WEST PALM BEACH, FLORIDA – A lawsuit resulting from a 2013 incident involving the Palm Beach County Sheriff’s Office has been given the green light to proceed by the Florida Fourth District Court of Appeal.
Three years ago, a relative of John Dougan contacted the Sheriff’s Office asking for someone to check on Dougan. As a result of the visit, Dougan had his legally purchased and licensed firearms confiscated while law enforcement officials verified his psychological state.
Dougan was never arrested and was cleared to retrieve his weapons. When he attempted to do so, however, he was told by the sheriff’s department that he would need a court order permitting the return. Dougan responded by subsequently obtaining the court order, filing a lawsuit for wrongful damages for essentially making him buy his guns back, and asking for an injunction against the department in order to halt an alleged erroneous practice.
In a prior statement concerning the case, the Cord Byrd law firm, representing Dougan, stated that Florida law "did not require or permit the sheriff to retain appellant's (Dougan's) firearms in response to a safety call which did not result in a criminal investigation or charges” but that “the sheriff had a policy of retaining firearms which was not authorized by an existing statute and enforced it against appellant.”
In an interview with the Florida Record, attorney Cord Byrd of the eponymous firm said the lawsuit and injunction were cleared to proceed by the Fourth District Court of Appeal recently after it rejected the arguments of the sheriff's defense team. Lewis, Stroud & Deutsch PL, the firm representing the sheriff’s office, was contacted by the Record for their response to the lawsuit, but was told “no comment.” A similar request was sent to the sheriff’s department, who responded via email: “This case is still in litigation. As a general rule the Palm Beach County Sheriff’s Office does not comment on active litigation.”
“We’ve won already and now it’s just up to the jury to decide on damages.” Byrd told the Record.
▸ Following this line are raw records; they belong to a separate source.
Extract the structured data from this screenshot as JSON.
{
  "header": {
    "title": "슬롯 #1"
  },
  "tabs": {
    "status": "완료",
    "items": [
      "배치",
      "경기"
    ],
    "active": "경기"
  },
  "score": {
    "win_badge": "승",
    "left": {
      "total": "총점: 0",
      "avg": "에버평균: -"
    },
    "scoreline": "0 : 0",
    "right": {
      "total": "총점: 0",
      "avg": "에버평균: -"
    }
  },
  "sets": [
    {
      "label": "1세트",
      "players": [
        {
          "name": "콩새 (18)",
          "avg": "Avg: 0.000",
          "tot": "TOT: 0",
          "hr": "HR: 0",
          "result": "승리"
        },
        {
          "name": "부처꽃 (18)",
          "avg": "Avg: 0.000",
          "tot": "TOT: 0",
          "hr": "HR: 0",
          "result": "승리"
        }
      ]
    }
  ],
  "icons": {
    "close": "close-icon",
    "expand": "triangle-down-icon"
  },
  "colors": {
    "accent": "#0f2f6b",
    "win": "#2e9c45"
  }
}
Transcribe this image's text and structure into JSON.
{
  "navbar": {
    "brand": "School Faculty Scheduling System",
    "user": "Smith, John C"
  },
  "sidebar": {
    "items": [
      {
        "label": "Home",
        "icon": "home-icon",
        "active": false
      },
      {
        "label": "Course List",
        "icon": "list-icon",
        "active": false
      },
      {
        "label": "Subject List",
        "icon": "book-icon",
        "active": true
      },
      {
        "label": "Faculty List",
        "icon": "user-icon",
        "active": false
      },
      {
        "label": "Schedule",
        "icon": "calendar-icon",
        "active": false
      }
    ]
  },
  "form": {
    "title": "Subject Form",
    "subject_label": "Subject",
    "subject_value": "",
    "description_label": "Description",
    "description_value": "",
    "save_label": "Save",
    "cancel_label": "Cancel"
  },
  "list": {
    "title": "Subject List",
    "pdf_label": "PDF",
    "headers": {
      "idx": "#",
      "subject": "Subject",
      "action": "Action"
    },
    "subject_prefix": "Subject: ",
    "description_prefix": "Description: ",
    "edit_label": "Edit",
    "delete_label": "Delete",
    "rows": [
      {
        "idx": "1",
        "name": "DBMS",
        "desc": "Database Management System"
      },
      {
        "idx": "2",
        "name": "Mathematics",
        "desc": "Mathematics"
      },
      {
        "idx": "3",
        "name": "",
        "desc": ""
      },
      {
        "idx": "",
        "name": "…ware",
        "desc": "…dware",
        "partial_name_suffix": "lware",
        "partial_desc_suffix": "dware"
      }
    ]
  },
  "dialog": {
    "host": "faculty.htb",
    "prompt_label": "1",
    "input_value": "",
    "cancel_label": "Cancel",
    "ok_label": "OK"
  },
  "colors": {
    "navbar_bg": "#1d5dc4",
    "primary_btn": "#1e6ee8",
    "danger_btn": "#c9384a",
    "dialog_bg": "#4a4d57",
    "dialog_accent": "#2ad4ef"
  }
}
Despite the injunction, attorney Byrd states that the sheriff continues to violate Florida State Statute 790.33, "Field of regulation of firearms and ammunition preempted," which prevents law enforcement agencies from crafting firearm regulations that contradict state law.
Such action, Byrd told the Florida Record, could be considered a “willful violation” by the sheriff's department, leaving officials susceptible to “removal from office and being personally responsible for the payment of damages” to Dougan.
Instead of ignoring the ruling and injunction, Byrd said those at the sheriff’s department should take their issues to the Legislature. The hesitancy by the sheriff in conceding wrongdoing is due, Byrd says, to the politics of the gun issue.
“No one wants to be responsible for guns,” Byrd said. He went on to say that he believes the sheriff’s office does not want to be the scapegoat for following a law that might result in the commission of a crime.
That, however, is not a pass acceptable to Dougan’s attorney. “They are constitutional officers,” Byrd said “and have to follow the law.”